# [Records for this task]
-.-.-

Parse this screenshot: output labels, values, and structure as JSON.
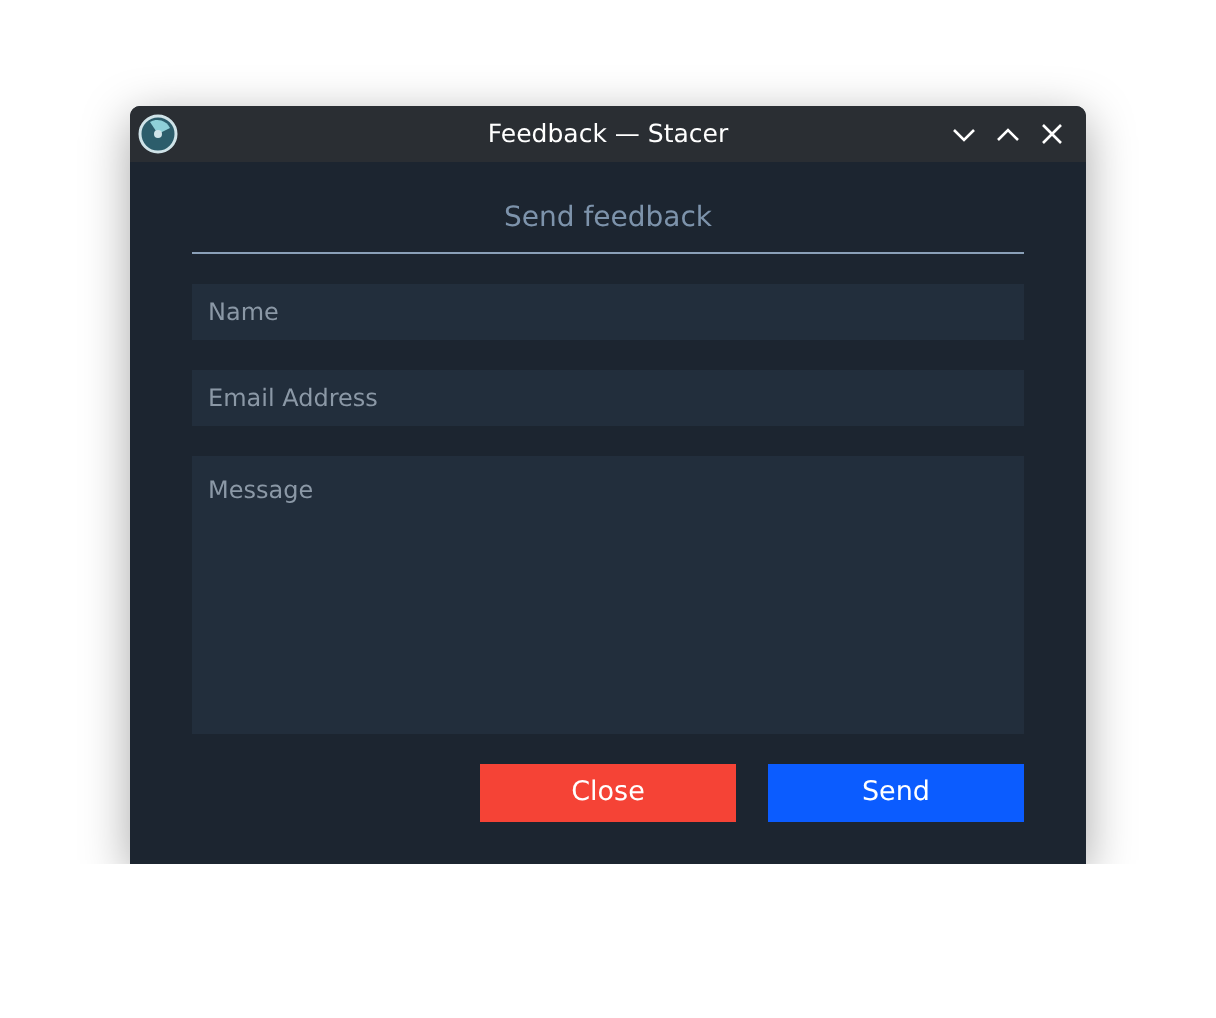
{
  "window": {
    "title": "Feedback — Stacer"
  },
  "heading": "Send feedback",
  "fields": [
    {
      "kind": "line",
      "placeholder": "Name"
    },
    {
      "kind": "line",
      "placeholder": "Email Address"
    },
    {
      "kind": "area",
      "placeholder": "Message"
    }
  ],
  "buttons": [
    {
      "kind": "close",
      "label": "Close"
    },
    {
      "kind": "send",
      "label": "Send"
    }
  ]
}
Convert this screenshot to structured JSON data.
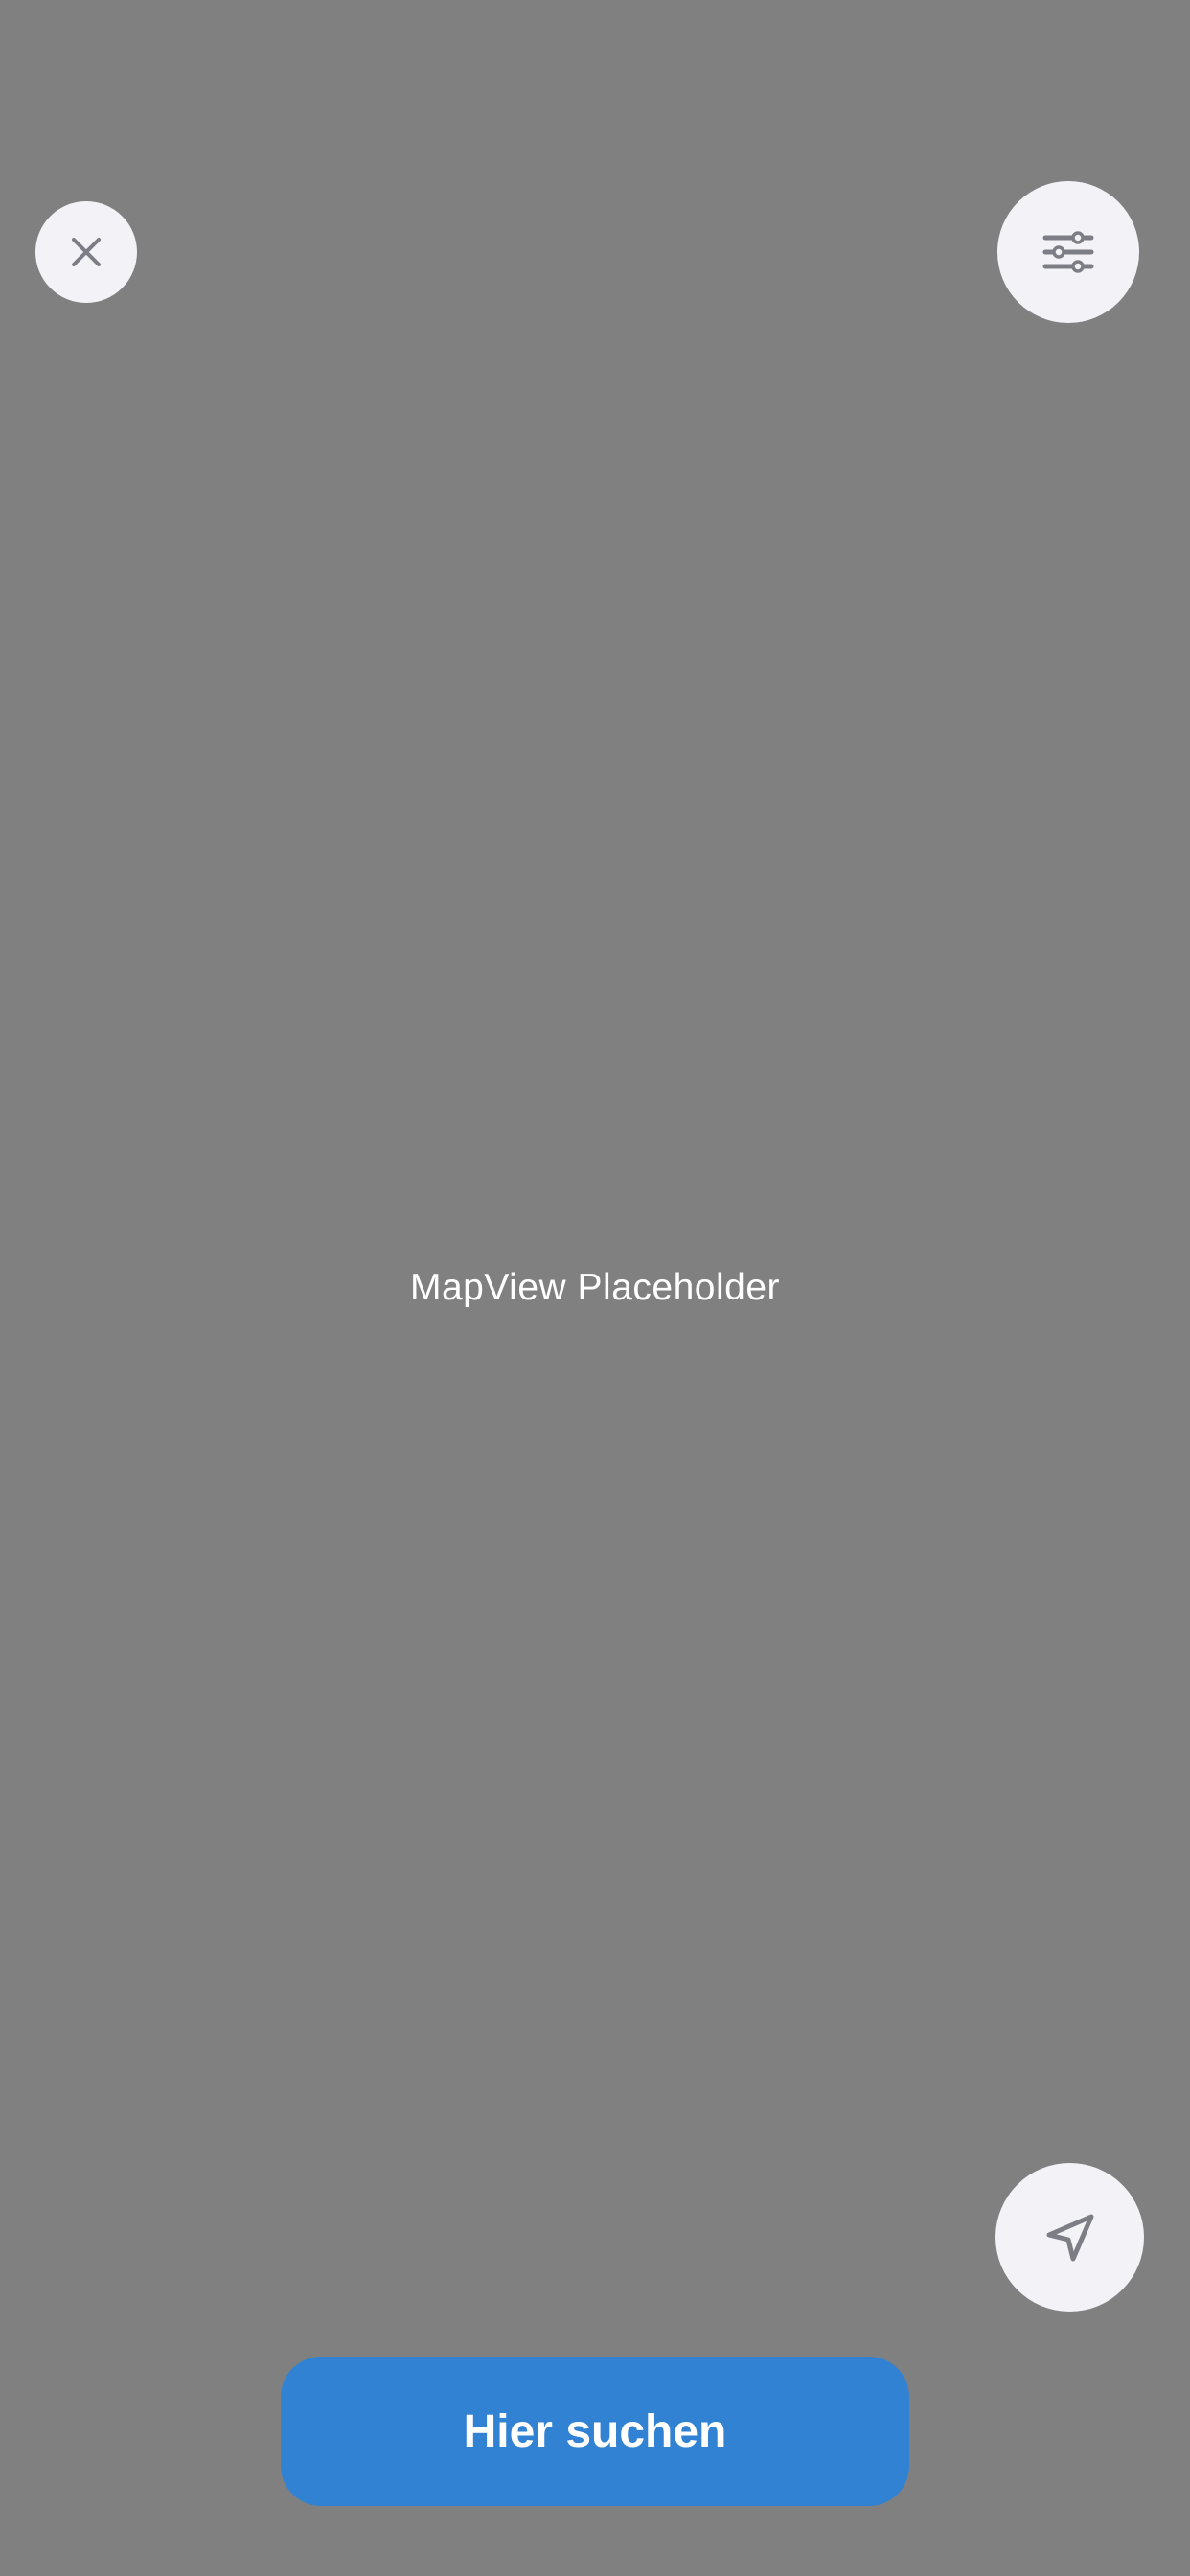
{
  "map": {
    "placeholder_text": "MapView Placeholder"
  },
  "controls": {
    "close_icon": "close-icon",
    "filter_icon": "sliders-icon",
    "locate_icon": "location-arrow-icon",
    "search_here_label": "Hier suchen"
  },
  "colors": {
    "map_background": "#808080",
    "control_background": "#f2f2f7",
    "icon_color": "#7d7d86",
    "primary_button": "#3182d3",
    "primary_button_text": "#ffffff"
  }
}
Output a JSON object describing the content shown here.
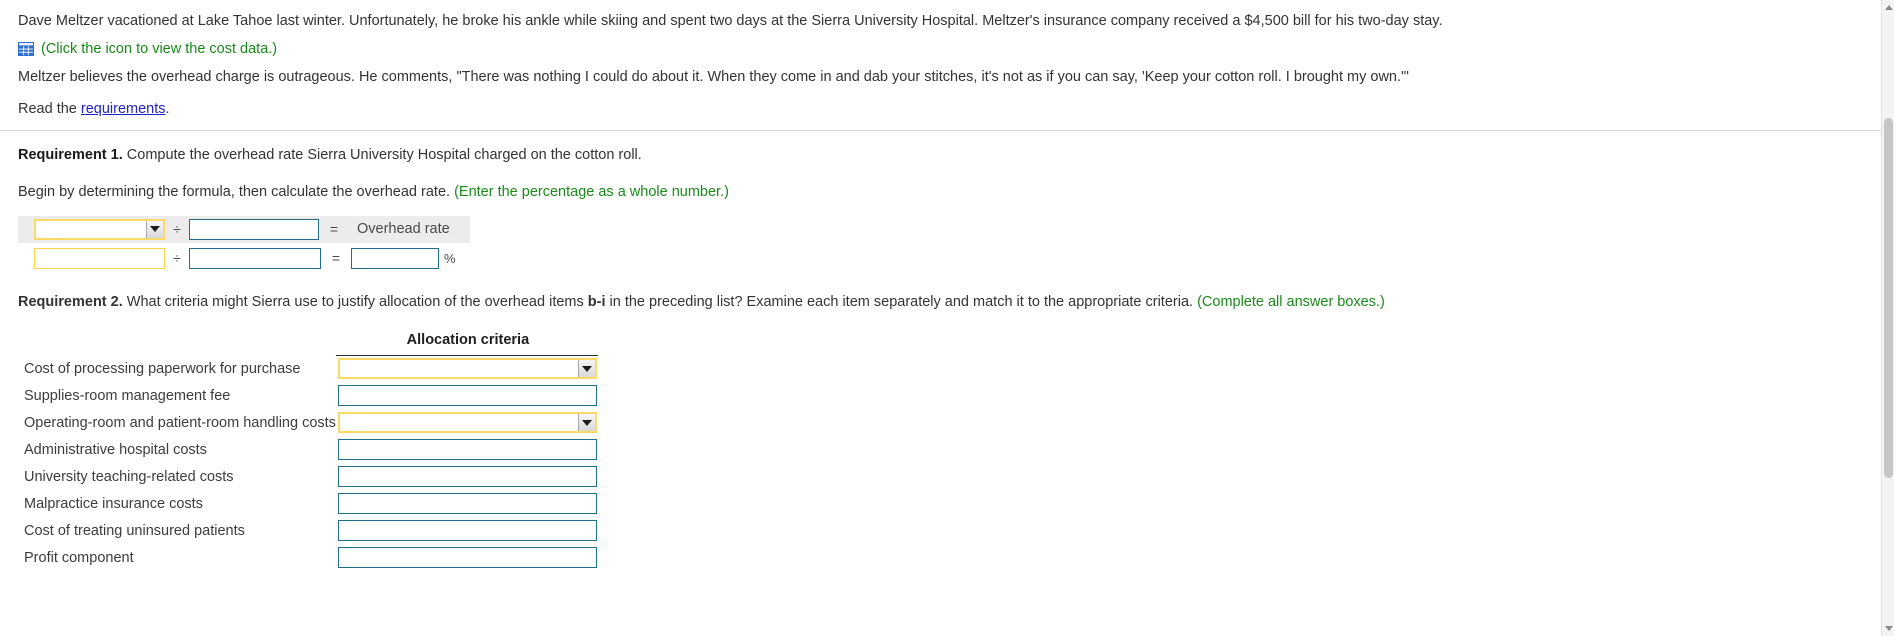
{
  "problem": {
    "paragraph1": "Dave Meltzer vacationed at Lake Tahoe last winter. Unfortunately, he broke his ankle while skiing and spent two days at the Sierra University Hospital. Meltzer's insurance company received a $4,500 bill for his two-day stay.",
    "cost_data_link": "(Click the icon to view the cost data.)",
    "paragraph2": "Meltzer believes the overhead charge is outrageous. He comments, \"There was nothing I could do about it. When they come in and dab your stitches, it's not as if you can say, 'Keep your cotton roll. I brought my own.'\"",
    "read_prefix": "Read the ",
    "read_link": "requirements",
    "read_suffix": "."
  },
  "requirement1": {
    "label": "Requirement 1.",
    "text": " Compute the overhead rate Sierra University Hospital charged on the cotton roll.",
    "instruction": "Begin by determining the formula, then calculate the overhead rate. ",
    "instruction_note": "(Enter the percentage as a whole number.)",
    "formula": {
      "divide_symbol": "÷",
      "equals_symbol": "=",
      "result_label": "Overhead rate",
      "percent_symbol": "%",
      "numerator_value": "",
      "denominator_value": "",
      "numerator_amount": "",
      "denominator_amount": "",
      "rate_value": ""
    }
  },
  "requirement2": {
    "label": "Requirement 2.",
    "text_part1": " What criteria might Sierra use to justify allocation of the overhead items ",
    "bold_items": "b-i",
    "text_part2": " in the preceding list? Examine each item separately and match it to the appropriate criteria. ",
    "note": "(Complete all answer boxes.)",
    "table": {
      "column_header": "Allocation criteria",
      "rows": [
        {
          "label": "Cost of processing paperwork for purchase",
          "value": "",
          "control": "dropdown",
          "highlight": "yellow"
        },
        {
          "label": "Supplies-room management fee",
          "value": "",
          "control": "text",
          "highlight": "teal"
        },
        {
          "label": "Operating-room and patient-room handling costs",
          "value": "",
          "control": "dropdown",
          "highlight": "yellow"
        },
        {
          "label": "Administrative hospital costs",
          "value": "",
          "control": "text",
          "highlight": "teal"
        },
        {
          "label": "University teaching-related costs",
          "value": "",
          "control": "text",
          "highlight": "teal"
        },
        {
          "label": "Malpractice insurance costs",
          "value": "",
          "control": "text",
          "highlight": "teal"
        },
        {
          "label": "Cost of treating uninsured patients",
          "value": "",
          "control": "text",
          "highlight": "teal"
        },
        {
          "label": "Profit component",
          "value": "",
          "control": "text",
          "highlight": "teal"
        }
      ]
    }
  },
  "colors": {
    "link": "#2222cc",
    "note_green": "#1a8a1a",
    "input_teal": "#1f6f8b",
    "input_yellow": "#ffd966",
    "icon_blue": "#2f6fd0"
  }
}
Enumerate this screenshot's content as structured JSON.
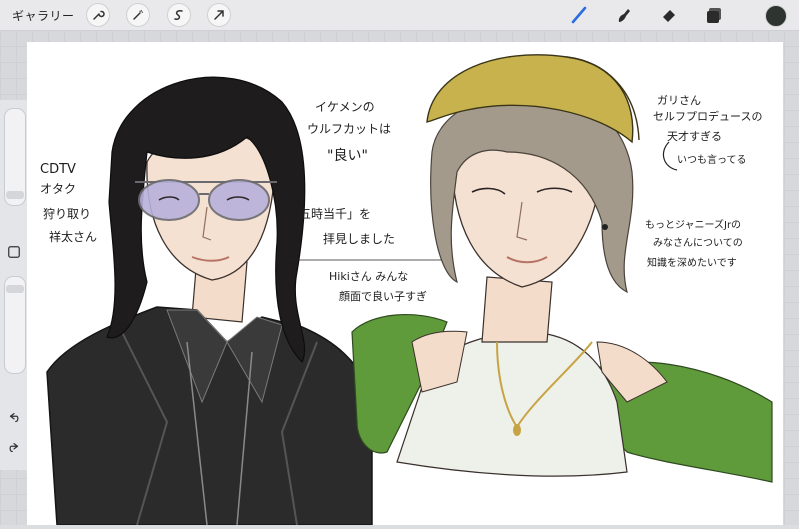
{
  "topbar": {
    "gallery_label": "ギャラリー",
    "tools_left": [
      "wrench-icon",
      "magic-wand-icon",
      "selection-icon",
      "move-arrow-icon"
    ],
    "tools_right": [
      "brush-icon",
      "smudge-icon",
      "eraser-icon",
      "layers-icon"
    ],
    "current_color": "#2e3430"
  },
  "notes": {
    "left_1": "CDTV",
    "left_2": "オタク",
    "left_3": "狩り取り",
    "left_4": "祥太さん",
    "top_1": "イケメンの",
    "top_2": "ウルフカットは",
    "top_3": "\"良い\"",
    "mid_1": "「五時当千」を",
    "mid_2": "拝見しました",
    "bottom_1": "Hikiさん みんな",
    "bottom_2": "顔面で良い子すぎ",
    "right_1": "ガリさん",
    "right_2": "セルフプロデュースの",
    "right_3": "天才すぎる",
    "right_4": "いつも言ってる",
    "right_5": "もっとジャニーズJrの",
    "right_6": "みなさんについての",
    "right_7": "知識を深めたいです"
  }
}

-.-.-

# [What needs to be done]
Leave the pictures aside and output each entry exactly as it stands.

# [Written solution]
Parse this screenshot: output labels, values, and structure as JSON.
{
  "window": {
    "title": "Feedback — Stacer"
  },
  "heading": "Send feedback",
  "fields": [
    {
      "kind": "line",
      "placeholder": "Name"
    },
    {
      "kind": "line",
      "placeholder": "Email Address"
    },
    {
      "kind": "area",
      "placeholder": "Message"
    }
  ],
  "buttons": [
    {
      "kind": "close",
      "label": "Close"
    },
    {
      "kind": "send",
      "label": "Send"
    }
  ]
}
Convert this screenshot to structured JSON data.
{
  "map": {
    "placeholder_text": "MapView Placeholder"
  },
  "controls": {
    "close_icon": "close-icon",
    "filter_icon": "sliders-icon",
    "locate_icon": "location-arrow-icon",
    "search_here_label": "Hier suchen"
  },
  "colors": {
    "map_background": "#808080",
    "control_background": "#f2f2f7",
    "icon_color": "#7d7d86",
    "primary_button": "#3182d3",
    "primary_button_text": "#ffffff"
  }
}
Output a JSON object describing the content shown here.
{
  "problem": {
    "paragraph1": "Dave Meltzer vacationed at Lake Tahoe last winter. Unfortunately, he broke his ankle while skiing and spent two days at the Sierra University Hospital. Meltzer's insurance company received a $4,500 bill for his two-day stay.",
    "cost_data_link": "(Click the icon to view the cost data.)",
    "paragraph2": "Meltzer believes the overhead charge is outrageous. He comments, \"There was nothing I could do about it. When they come in and dab your stitches, it's not as if you can say, 'Keep your cotton roll. I brought my own.'\"",
    "read_prefix": "Read the ",
    "read_link": "requirements",
    "read_suffix": "."
  },
  "requirement1": {
    "label": "Requirement 1.",
    "text": " Compute the overhead rate Sierra University Hospital charged on the cotton roll.",
    "instruction": "Begin by determining the formula, then calculate the overhead rate. ",
    "instruction_note": "(Enter the percentage as a whole number.)",
    "formula": {
      "divide_symbol": "÷",
      "equals_symbol": "=",
      "result_label": "Overhead rate",
      "percent_symbol": "%",
      "numerator_value": "",
      "denominator_value": "",
      "numerator_amount": "",
      "denominator_amount": "",
      "rate_value": ""
    }
  },
  "requirement2": {
    "label": "Requirement 2.",
    "text_part1": " What criteria might Sierra use to justify allocation of the overhead items ",
    "bold_items": "b-i",
    "text_part2": " in the preceding list? Examine each item separately and match it to the appropriate criteria. ",
    "note": "(Complete all answer boxes.)",
    "table": {
      "column_header": "Allocation criteria",
      "rows": [
        {
          "label": "Cost of processing paperwork for purchase",
          "value": "",
          "control": "dropdown",
          "highlight": "yellow"
        },
        {
          "label": "Supplies-room management fee",
          "value": "",
          "control": "text",
          "highlight": "teal"
        },
        {
          "label": "Operating-room and patient-room handling costs",
          "value": "",
          "control": "dropdown",
          "highlight": "yellow"
        },
        {
          "label": "Administrative hospital costs",
          "value": "",
          "control": "text",
          "highlight": "teal"
        },
        {
          "label": "University teaching-related costs",
          "value": "",
          "control": "text",
          "highlight": "teal"
        },
        {
          "label": "Malpractice insurance costs",
          "value": "",
          "control": "text",
          "highlight": "teal"
        },
        {
          "label": "Cost of treating uninsured patients",
          "value": "",
          "control": "text",
          "highlight": "teal"
        },
        {
          "label": "Profit component",
          "value": "",
          "control": "text",
          "highlight": "teal"
        }
      ]
    }
  },
  "colors": {
    "link": "#2222cc",
    "note_green": "#1a8a1a",
    "input_teal": "#1f6f8b",
    "input_yellow": "#ffd966",
    "icon_blue": "#2f6fd0"
  }
}
Enumerate this screenshot's content as structured JSON.
{
  "topbar": {
    "gallery_label": "ギャラリー",
    "tools_left": [
      "wrench-icon",
      "magic-wand-icon",
      "selection-icon",
      "move-arrow-icon"
    ],
    "tools_right": [
      "brush-icon",
      "smudge-icon",
      "eraser-icon",
      "layers-icon"
    ],
    "current_color": "#2e3430"
  },
  "notes": {
    "left_1": "CDTV",
    "left_2": "オタク",
    "left_3": "狩り取り",
    "left_4": "祥太さん",
    "top_1": "イケメンの",
    "top_2": "ウルフカットは",
    "top_3": "\"良い\"",
    "mid_1": "「五時当千」を",
    "mid_2": "拝見しました",
    "bottom_1": "Hikiさん みんな",
    "bottom_2": "顔面で良い子すぎ",
    "right_1": "ガリさん",
    "right_2": "セルフプロデュースの",
    "right_3": "天才すぎる",
    "right_4": "いつも言ってる",
    "right_5": "もっとジャニーズJrの",
    "right_6": "みなさんについての",
    "right_7": "知識を深めたいです"
  }
}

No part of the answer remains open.